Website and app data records
* * * * *

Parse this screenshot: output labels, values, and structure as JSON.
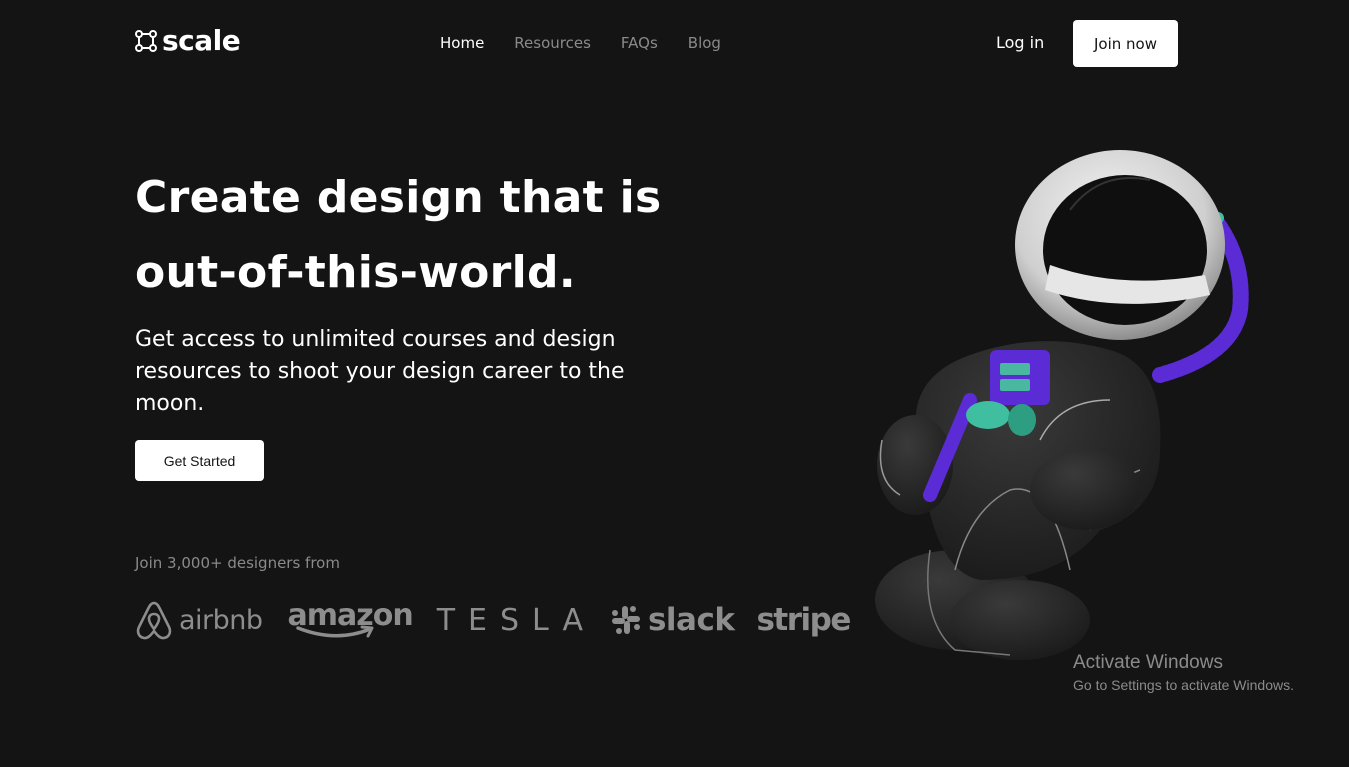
{
  "header": {
    "logo_text": "scale",
    "nav": [
      {
        "label": "Home",
        "active": true
      },
      {
        "label": "Resources",
        "active": false
      },
      {
        "label": "FAQs",
        "active": false
      },
      {
        "label": "Blog",
        "active": false
      }
    ],
    "login_label": "Log in",
    "join_label": "Join now"
  },
  "hero": {
    "title_line1": "Create design that is",
    "title_line2": "out-of-this-world.",
    "subtitle": "Get access to unlimited courses and design resources to shoot your design career to the moon.",
    "cta_label": "Get Started",
    "social_proof": "Join 3,000+ designers from",
    "brands": [
      "airbnb",
      "amazon",
      "TESLA",
      "slack",
      "stripe"
    ]
  },
  "illustration": {
    "icon": "astronaut-illustration",
    "colors": {
      "suit": "#2a2a2a",
      "accent_purple": "#5b2bd6",
      "accent_teal": "#3fbf9f",
      "visor": "#e6e6e6"
    }
  },
  "watermark": {
    "title": "Activate Windows",
    "subtitle": "Go to Settings to activate Windows."
  },
  "colors": {
    "background": "#141414",
    "text_primary": "#ffffff",
    "text_muted": "#8a8a8a",
    "button_bg": "#ffffff",
    "button_text": "#141414"
  }
}
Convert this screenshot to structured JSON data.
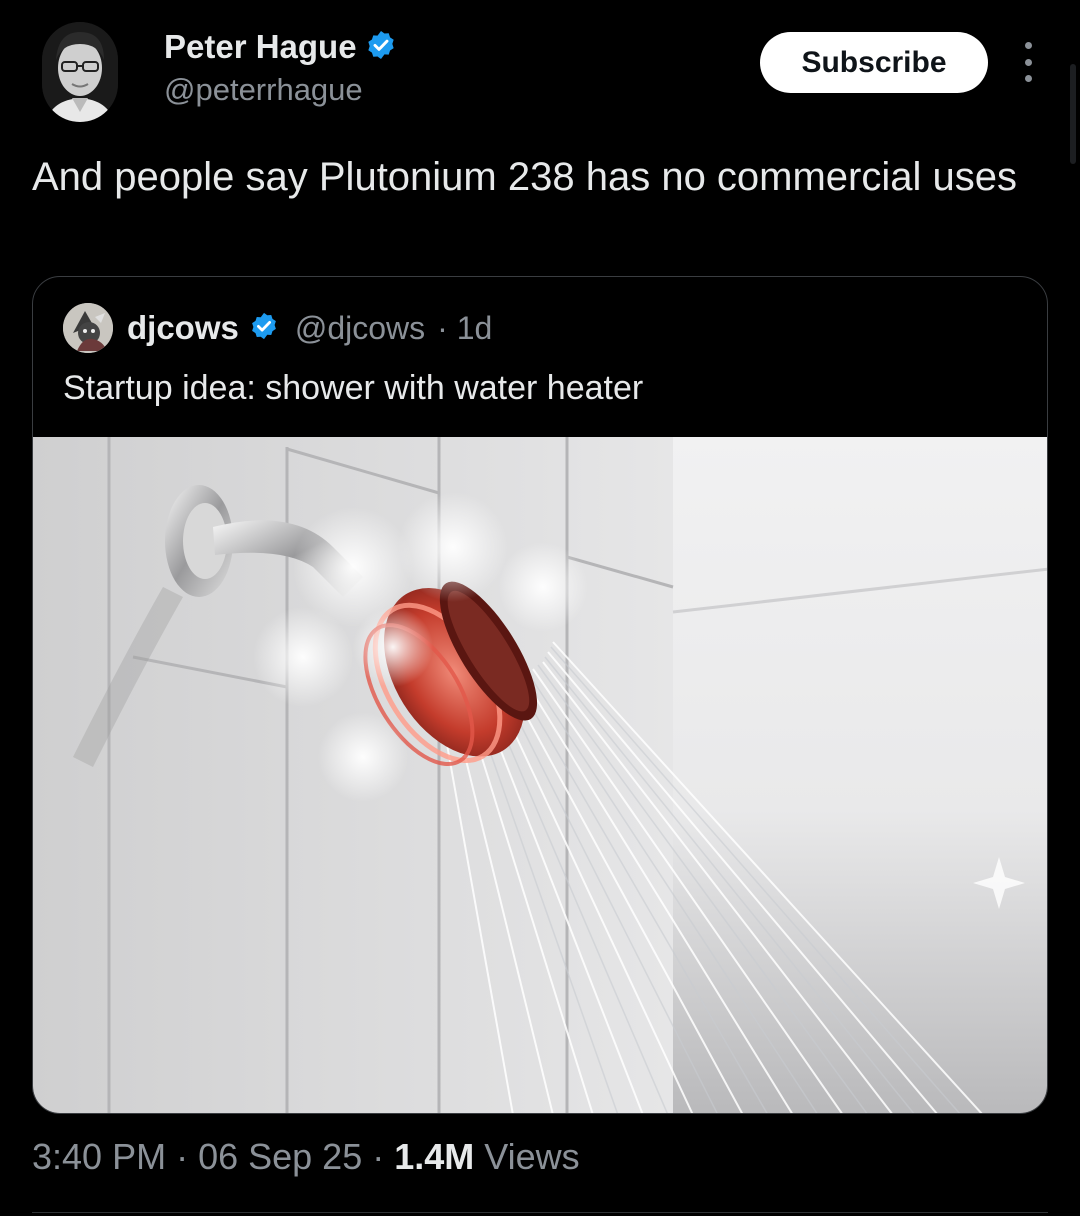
{
  "author": {
    "name": "Peter Hague",
    "handle": "@peterrhague",
    "verified": true,
    "verified_color": "#1d9bf0"
  },
  "subscribe_label": "Subscribe",
  "more_icon": "more-vertical-icon",
  "tweet_text": "And people say Plutonium 238 has no commercial uses",
  "quote": {
    "name": "djcows",
    "handle": "@djcows",
    "time": "· 1d",
    "verified": true,
    "text": "Startup idea: shower with water heater"
  },
  "footer": {
    "time": "3:40 PM",
    "date": "06 Sep 25",
    "views_count": "1.4M",
    "views_label": "Views"
  }
}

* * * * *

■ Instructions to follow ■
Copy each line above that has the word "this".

■ Task solution ■
Parse this screenshot: output labels, values, and structure as JSON.
    "title_line2": "out-of-this-world.",
Convert this screenshot to structured JSON data.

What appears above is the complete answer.